* [Task description]: Extract the full set of records that follows, word for word.

--- Information shown ---

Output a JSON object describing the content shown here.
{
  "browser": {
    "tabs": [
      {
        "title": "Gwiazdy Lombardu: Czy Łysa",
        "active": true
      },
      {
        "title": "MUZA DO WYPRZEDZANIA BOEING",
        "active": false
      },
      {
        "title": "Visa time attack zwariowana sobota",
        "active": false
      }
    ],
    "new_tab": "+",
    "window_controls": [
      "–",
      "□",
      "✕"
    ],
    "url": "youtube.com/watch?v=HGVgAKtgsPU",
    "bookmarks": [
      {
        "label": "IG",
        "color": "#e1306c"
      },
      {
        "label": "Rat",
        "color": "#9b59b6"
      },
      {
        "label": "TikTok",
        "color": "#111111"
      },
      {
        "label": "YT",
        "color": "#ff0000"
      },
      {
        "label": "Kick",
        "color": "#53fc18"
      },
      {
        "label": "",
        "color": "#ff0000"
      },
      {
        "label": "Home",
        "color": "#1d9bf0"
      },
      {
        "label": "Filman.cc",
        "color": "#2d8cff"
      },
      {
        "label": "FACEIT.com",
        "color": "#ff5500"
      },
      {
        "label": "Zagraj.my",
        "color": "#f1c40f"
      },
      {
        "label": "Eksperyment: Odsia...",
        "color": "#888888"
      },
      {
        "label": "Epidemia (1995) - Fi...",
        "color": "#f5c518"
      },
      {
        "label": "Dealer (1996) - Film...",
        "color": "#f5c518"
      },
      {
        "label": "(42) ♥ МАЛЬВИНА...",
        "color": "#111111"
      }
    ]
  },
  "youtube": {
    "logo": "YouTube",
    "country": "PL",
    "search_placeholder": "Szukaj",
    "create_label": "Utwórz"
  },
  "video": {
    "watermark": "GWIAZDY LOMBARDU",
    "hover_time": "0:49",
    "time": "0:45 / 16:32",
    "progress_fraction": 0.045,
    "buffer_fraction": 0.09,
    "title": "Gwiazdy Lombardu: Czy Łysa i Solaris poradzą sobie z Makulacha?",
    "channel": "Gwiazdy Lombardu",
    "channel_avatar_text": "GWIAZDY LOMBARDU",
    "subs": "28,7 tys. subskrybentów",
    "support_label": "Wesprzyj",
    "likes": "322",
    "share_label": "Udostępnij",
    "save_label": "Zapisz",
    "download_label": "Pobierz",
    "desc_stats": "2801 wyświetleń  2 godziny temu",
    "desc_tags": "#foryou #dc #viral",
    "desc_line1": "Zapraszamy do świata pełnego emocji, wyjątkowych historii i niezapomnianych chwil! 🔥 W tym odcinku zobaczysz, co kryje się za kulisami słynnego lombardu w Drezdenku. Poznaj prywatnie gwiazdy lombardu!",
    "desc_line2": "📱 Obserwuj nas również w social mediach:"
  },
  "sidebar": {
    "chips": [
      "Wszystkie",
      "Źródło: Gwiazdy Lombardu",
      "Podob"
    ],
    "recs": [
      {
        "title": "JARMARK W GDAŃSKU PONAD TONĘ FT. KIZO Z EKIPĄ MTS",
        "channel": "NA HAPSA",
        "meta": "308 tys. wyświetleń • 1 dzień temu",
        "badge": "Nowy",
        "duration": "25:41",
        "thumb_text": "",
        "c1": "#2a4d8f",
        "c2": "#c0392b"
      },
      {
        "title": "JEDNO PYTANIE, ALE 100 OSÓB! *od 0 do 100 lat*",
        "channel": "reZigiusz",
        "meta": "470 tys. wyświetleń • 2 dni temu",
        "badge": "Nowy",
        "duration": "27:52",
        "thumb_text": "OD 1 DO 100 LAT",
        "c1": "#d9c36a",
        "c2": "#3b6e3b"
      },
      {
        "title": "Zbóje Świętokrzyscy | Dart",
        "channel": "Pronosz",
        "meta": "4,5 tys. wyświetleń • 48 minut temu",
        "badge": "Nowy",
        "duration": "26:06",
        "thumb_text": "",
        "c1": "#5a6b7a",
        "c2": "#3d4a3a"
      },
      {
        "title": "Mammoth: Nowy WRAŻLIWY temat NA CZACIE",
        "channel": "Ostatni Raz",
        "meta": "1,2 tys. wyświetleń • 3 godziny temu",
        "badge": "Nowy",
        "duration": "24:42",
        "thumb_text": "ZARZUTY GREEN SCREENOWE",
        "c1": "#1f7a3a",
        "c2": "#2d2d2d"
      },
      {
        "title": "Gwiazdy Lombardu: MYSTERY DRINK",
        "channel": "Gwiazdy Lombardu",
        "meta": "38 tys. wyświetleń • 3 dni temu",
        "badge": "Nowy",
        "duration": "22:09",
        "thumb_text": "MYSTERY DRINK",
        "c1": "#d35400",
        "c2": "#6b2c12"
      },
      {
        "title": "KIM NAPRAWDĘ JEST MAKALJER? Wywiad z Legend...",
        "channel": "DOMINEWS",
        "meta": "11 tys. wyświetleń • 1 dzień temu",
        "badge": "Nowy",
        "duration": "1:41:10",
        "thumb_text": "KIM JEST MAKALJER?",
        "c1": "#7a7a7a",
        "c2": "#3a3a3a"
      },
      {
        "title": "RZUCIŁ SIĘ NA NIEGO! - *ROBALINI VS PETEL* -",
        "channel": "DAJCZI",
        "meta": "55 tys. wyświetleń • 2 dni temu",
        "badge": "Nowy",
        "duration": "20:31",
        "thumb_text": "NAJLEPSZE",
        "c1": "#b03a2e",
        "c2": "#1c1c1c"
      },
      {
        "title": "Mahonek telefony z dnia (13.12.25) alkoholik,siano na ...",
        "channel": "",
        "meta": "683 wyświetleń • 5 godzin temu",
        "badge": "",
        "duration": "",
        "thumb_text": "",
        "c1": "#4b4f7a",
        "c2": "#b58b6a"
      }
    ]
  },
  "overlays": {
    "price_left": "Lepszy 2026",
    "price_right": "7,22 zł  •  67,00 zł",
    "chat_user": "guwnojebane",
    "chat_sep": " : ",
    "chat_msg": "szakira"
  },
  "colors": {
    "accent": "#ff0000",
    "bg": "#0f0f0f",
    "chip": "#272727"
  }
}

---

* [Response box]:
Output a JSON object describing the content shown here.
{
  "browser": {
    "tabs": [
      {
        "title": "Gwiazdy Lombardu: Czy Łysa",
        "active": true
      },
      {
        "title": "MUZA DO WYPRZEDZANIA BOEING",
        "active": false
      },
      {
        "title": "Visa time attack zwariowana sobota",
        "active": false
      }
    ],
    "new_tab": "+",
    "window_controls": [
      "–",
      "□",
      "✕"
    ],
    "url": "youtube.com/watch?v=HGVgAKtgsPU",
    "bookmarks": [
      {
        "label": "IG",
        "color": "#e1306c"
      },
      {
        "label": "Rat",
        "color": "#9b59b6"
      },
      {
        "label": "TikTok",
        "color": "#111111"
      },
      {
        "label": "YT",
        "color": "#ff0000"
      },
      {
        "label": "Kick",
        "color": "#53fc18"
      },
      {
        "label": "",
        "color": "#ff0000"
      },
      {
        "label": "Home",
        "color": "#1d9bf0"
      },
      {
        "label": "Filman.cc",
        "color": "#2d8cff"
      },
      {
        "label": "FACEIT.com",
        "color": "#ff5500"
      },
      {
        "label": "Zagraj.my",
        "color": "#f1c40f"
      },
      {
        "label": "Eksperyment: Odsia...",
        "color": "#888888"
      },
      {
        "label": "Epidemia (1995) - Fi...",
        "color": "#f5c518"
      },
      {
        "label": "Dealer (1996) - Film...",
        "color": "#f5c518"
      },
      {
        "label": "(42) ♥ МАЛЬВИНА...",
        "color": "#111111"
      }
    ]
  },
  "youtube": {
    "logo": "YouTube",
    "country": "PL",
    "search_placeholder": "Szukaj",
    "create_label": "Utwórz"
  },
  "video": {
    "watermark": "GWIAZDY LOMBARDU",
    "hover_time": "0:49",
    "time": "0:45 / 16:32",
    "progress_fraction": 0.045,
    "buffer_fraction": 0.09,
    "title": "Gwiazdy Lombardu: Czy Łysa i Solaris poradzą sobie z Makulacha?",
    "channel": "Gwiazdy Lombardu",
    "channel_avatar_text": "GWIAZDY LOMBARDU",
    "subs": "28,7 tys. subskrybentów",
    "support_label": "Wesprzyj",
    "likes": "322",
    "share_label": "Udostępnij",
    "save_label": "Zapisz",
    "download_label": "Pobierz",
    "desc_stats": "2801 wyświetleń  2 godziny temu",
    "desc_tags": "#foryou #dc #viral",
    "desc_line1": "Zapraszamy do świata pełnego emocji, wyjątkowych historii i niezapomnianych chwil! 🔥 W tym odcinku zobaczysz, co kryje się za kulisami słynnego lombardu w Drezdenku. Poznaj prywatnie gwiazdy lombardu!",
    "desc_line2": "📱 Obserwuj nas również w social mediach:"
  },
  "sidebar": {
    "chips": [
      "Wszystkie",
      "Źródło: Gwiazdy Lombardu",
      "Podob"
    ],
    "recs": [
      {
        "title": "JARMARK W GDAŃSKU PONAD TONĘ FT. KIZO Z EKIPĄ MTS",
        "channel": "NA HAPSA",
        "meta": "308 tys. wyświetleń • 1 dzień temu",
        "badge": "Nowy",
        "duration": "25:41",
        "thumb_text": "",
        "c1": "#2a4d8f",
        "c2": "#c0392b"
      },
      {
        "title": "JEDNO PYTANIE, ALE 100 OSÓB! *od 0 do 100 lat*",
        "channel": "reZigiusz",
        "meta": "470 tys. wyświetleń • 2 dni temu",
        "badge": "Nowy",
        "duration": "27:52",
        "thumb_text": "OD 1 DO 100 LAT",
        "c1": "#d9c36a",
        "c2": "#3b6e3b"
      },
      {
        "title": "Zbóje Świętokrzyscy | Dart",
        "channel": "Pronosz",
        "meta": "4,5 tys. wyświetleń • 48 minut temu",
        "badge": "Nowy",
        "duration": "26:06",
        "thumb_text": "",
        "c1": "#5a6b7a",
        "c2": "#3d4a3a"
      },
      {
        "title": "Mammoth: Nowy WRAŻLIWY temat NA CZACIE",
        "channel": "Ostatni Raz",
        "meta": "1,2 tys. wyświetleń • 3 godziny temu",
        "badge": "Nowy",
        "duration": "24:42",
        "thumb_text": "ZARZUTY GREEN SCREENOWE",
        "c1": "#1f7a3a",
        "c2": "#2d2d2d"
      },
      {
        "title": "Gwiazdy Lombardu: MYSTERY DRINK",
        "channel": "Gwiazdy Lombardu",
        "meta": "38 tys. wyświetleń • 3 dni temu",
        "badge": "Nowy",
        "duration": "22:09",
        "thumb_text": "MYSTERY DRINK",
        "c1": "#d35400",
        "c2": "#6b2c12"
      },
      {
        "title": "KIM NAPRAWDĘ JEST MAKALJER? Wywiad z Legend...",
        "channel": "DOMINEWS",
        "meta": "11 tys. wyświetleń • 1 dzień temu",
        "badge": "Nowy",
        "duration": "1:41:10",
        "thumb_text": "KIM JEST MAKALJER?",
        "c1": "#7a7a7a",
        "c2": "#3a3a3a"
      },
      {
        "title": "RZUCIŁ SIĘ NA NIEGO! - *ROBALINI VS PETEL* -",
        "channel": "DAJCZI",
        "meta": "55 tys. wyświetleń • 2 dni temu",
        "badge": "Nowy",
        "duration": "20:31",
        "thumb_text": "NAJLEPSZE",
        "c1": "#b03a2e",
        "c2": "#1c1c1c"
      },
      {
        "title": "Mahonek telefony z dnia (13.12.25) alkoholik,siano na ...",
        "channel": "",
        "meta": "683 wyświetleń • 5 godzin temu",
        "badge": "",
        "duration": "",
        "thumb_text": "",
        "c1": "#4b4f7a",
        "c2": "#b58b6a"
      }
    ]
  },
  "overlays": {
    "price_left": "Lepszy 2026",
    "price_right": "7,22 zł  •  67,00 zł",
    "chat_user": "guwnojebane",
    "chat_sep": " : ",
    "chat_msg": "szakira"
  },
  "colors": {
    "accent": "#ff0000",
    "bg": "#0f0f0f",
    "chip": "#272727"
  }
}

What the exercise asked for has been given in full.